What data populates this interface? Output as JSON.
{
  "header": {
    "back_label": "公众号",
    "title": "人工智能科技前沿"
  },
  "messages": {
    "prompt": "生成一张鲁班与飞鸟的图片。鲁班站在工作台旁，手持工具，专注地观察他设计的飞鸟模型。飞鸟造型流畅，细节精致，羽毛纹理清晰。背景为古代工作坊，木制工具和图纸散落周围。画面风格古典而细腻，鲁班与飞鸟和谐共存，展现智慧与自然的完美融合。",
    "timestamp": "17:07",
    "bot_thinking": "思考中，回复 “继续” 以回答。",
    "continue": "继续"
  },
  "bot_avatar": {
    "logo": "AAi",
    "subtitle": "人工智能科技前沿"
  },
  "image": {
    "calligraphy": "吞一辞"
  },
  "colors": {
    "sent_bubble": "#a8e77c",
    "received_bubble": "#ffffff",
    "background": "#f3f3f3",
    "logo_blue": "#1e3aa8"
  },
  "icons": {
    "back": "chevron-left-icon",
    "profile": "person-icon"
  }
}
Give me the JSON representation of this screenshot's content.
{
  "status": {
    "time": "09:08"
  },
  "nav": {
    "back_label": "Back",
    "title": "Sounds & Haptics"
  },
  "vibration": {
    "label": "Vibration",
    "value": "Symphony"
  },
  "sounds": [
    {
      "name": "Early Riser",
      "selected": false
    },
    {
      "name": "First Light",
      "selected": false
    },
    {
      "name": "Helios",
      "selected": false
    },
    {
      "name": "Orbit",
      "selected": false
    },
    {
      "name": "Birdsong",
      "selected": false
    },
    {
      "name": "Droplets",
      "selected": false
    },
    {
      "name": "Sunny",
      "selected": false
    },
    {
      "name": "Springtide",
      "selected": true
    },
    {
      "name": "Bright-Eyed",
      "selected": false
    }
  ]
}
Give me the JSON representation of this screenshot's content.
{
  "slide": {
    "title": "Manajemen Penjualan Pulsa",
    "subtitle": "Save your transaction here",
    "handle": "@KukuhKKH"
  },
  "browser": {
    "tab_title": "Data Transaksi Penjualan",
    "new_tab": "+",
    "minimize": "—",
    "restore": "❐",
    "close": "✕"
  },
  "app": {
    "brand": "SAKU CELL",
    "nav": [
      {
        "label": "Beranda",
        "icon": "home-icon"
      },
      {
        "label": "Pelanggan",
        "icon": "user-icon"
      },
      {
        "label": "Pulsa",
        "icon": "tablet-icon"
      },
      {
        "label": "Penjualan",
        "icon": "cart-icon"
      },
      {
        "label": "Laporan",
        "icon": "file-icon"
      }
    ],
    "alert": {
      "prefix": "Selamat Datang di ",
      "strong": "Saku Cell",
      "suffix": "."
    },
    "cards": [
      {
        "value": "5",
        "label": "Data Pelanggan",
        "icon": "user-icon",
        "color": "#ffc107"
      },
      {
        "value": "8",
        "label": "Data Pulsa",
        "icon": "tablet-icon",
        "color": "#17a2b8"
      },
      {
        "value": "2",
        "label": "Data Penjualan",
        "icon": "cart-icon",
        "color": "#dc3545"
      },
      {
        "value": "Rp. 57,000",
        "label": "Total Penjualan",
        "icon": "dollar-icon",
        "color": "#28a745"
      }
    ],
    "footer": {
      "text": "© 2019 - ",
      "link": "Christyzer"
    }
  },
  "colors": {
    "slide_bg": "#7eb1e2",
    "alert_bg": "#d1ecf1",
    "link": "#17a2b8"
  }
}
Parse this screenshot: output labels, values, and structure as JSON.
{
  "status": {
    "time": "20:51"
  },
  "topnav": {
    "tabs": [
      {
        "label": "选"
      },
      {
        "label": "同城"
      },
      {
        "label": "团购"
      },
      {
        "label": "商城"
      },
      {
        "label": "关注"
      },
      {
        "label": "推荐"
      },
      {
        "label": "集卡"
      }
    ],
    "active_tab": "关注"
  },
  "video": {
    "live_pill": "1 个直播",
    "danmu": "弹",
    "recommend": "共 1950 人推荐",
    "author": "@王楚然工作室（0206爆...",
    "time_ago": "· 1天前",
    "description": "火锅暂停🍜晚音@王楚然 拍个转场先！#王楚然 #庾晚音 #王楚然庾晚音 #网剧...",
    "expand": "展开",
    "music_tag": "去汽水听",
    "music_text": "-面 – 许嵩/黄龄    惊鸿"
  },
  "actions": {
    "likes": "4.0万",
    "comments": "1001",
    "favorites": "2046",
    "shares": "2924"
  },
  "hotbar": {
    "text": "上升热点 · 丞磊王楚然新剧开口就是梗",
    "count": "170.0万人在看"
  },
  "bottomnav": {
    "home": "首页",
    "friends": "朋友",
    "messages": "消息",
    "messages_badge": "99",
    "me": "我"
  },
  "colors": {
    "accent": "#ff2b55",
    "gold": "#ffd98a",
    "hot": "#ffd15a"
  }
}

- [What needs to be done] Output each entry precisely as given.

- [Result for this exercise]
What data populates this interface? Output as JSON.
{
  "header": {
    "back_label": "公众号",
    "title": "人工智能科技前沿"
  },
  "messages": {
    "prompt": "生成一张鲁班与飞鸟的图片。鲁班站在工作台旁，手持工具，专注地观察他设计的飞鸟模型。飞鸟造型流畅，细节精致，羽毛纹理清晰。背景为古代工作坊，木制工具和图纸散落周围。画面风格古典而细腻，鲁班与飞鸟和谐共存，展现智慧与自然的完美融合。",
    "timestamp": "17:07",
    "bot_thinking": "思考中，回复 “继续” 以回答。",
    "continue": "继续"
  },
  "bot_avatar": {
    "logo": "AAi",
    "subtitle": "人工智能科技前沿"
  },
  "image": {
    "calligraphy": "吞一辞"
  },
  "colors": {
    "sent_bubble": "#a8e77c",
    "received_bubble": "#ffffff",
    "background": "#f3f3f3",
    "logo_blue": "#1e3aa8"
  },
  "icons": {
    "back": "chevron-left-icon",
    "profile": "person-icon"
  }
}
Give me the JSON representation of this screenshot's content.
{
  "status": {
    "time": "09:08"
  },
  "nav": {
    "back_label": "Back",
    "title": "Sounds & Haptics"
  },
  "vibration": {
    "label": "Vibration",
    "value": "Symphony"
  },
  "sounds": [
    {
      "name": "Early Riser",
      "selected": false
    },
    {
      "name": "First Light",
      "selected": false
    },
    {
      "name": "Helios",
      "selected": false
    },
    {
      "name": "Orbit",
      "selected": false
    },
    {
      "name": "Birdsong",
      "selected": false
    },
    {
      "name": "Droplets",
      "selected": false
    },
    {
      "name": "Sunny",
      "selected": false
    },
    {
      "name": "Springtide",
      "selected": true
    },
    {
      "name": "Bright-Eyed",
      "selected": false
    }
  ]
}
Give me the JSON representation of this screenshot's content.
{
  "slide": {
    "title": "Manajemen Penjualan Pulsa",
    "subtitle": "Save your transaction here",
    "handle": "@KukuhKKH"
  },
  "browser": {
    "tab_title": "Data Transaksi Penjualan",
    "new_tab": "+",
    "minimize": "—",
    "restore": "❐",
    "close": "✕"
  },
  "app": {
    "brand": "SAKU CELL",
    "nav": [
      {
        "label": "Beranda",
        "icon": "home-icon"
      },
      {
        "label": "Pelanggan",
        "icon": "user-icon"
      },
      {
        "label": "Pulsa",
        "icon": "tablet-icon"
      },
      {
        "label": "Penjualan",
        "icon": "cart-icon"
      },
      {
        "label": "Laporan",
        "icon": "file-icon"
      }
    ],
    "alert": {
      "prefix": "Selamat Datang di ",
      "strong": "Saku Cell",
      "suffix": "."
    },
    "cards": [
      {
        "value": "5",
        "label": "Data Pelanggan",
        "icon": "user-icon",
        "color": "#ffc107"
      },
      {
        "value": "8",
        "label": "Data Pulsa",
        "icon": "tablet-icon",
        "color": "#17a2b8"
      },
      {
        "value": "2",
        "label": "Data Penjualan",
        "icon": "cart-icon",
        "color": "#dc3545"
      },
      {
        "value": "Rp. 57,000",
        "label": "Total Penjualan",
        "icon": "dollar-icon",
        "color": "#28a745"
      }
    ],
    "footer": {
      "text": "© 2019 - ",
      "link": "Christyzer"
    }
  },
  "colors": {
    "slide_bg": "#7eb1e2",
    "alert_bg": "#d1ecf1",
    "link": "#17a2b8"
  }
}
Parse this screenshot: output labels, values, and structure as JSON.
{
  "status": {
    "time": "20:51"
  },
  "topnav": {
    "tabs": [
      {
        "label": "选"
      },
      {
        "label": "同城"
      },
      {
        "label": "团购"
      },
      {
        "label": "商城"
      },
      {
        "label": "关注"
      },
      {
        "label": "推荐"
      },
      {
        "label": "集卡"
      }
    ],
    "active_tab": "关注"
  },
  "video": {
    "live_pill": "1 个直播",
    "danmu": "弹",
    "recommend": "共 1950 人推荐",
    "author": "@王楚然工作室（0206爆...",
    "time_ago": "· 1天前",
    "description": "火锅暂停🍜晚音@王楚然 拍个转场先！#王楚然 #庾晚音 #王楚然庾晚音 #网剧...",
    "expand": "展开",
    "music_tag": "去汽水听",
    "music_text": "-面 – 许嵩/黄龄    惊鸿"
  },
  "actions": {
    "likes": "4.0万",
    "comments": "1001",
    "favorites": "2046",
    "shares": "2924"
  },
  "hotbar": {
    "text": "上升热点 · 丞磊王楚然新剧开口就是梗",
    "count": "170.0万人在看"
  },
  "bottomnav": {
    "home": "首页",
    "friends": "朋友",
    "messages": "消息",
    "messages_badge": "99",
    "me": "我"
  },
  "colors": {
    "accent": "#ff2b55",
    "gold": "#ffd98a",
    "hot": "#ffd15a"
  }
}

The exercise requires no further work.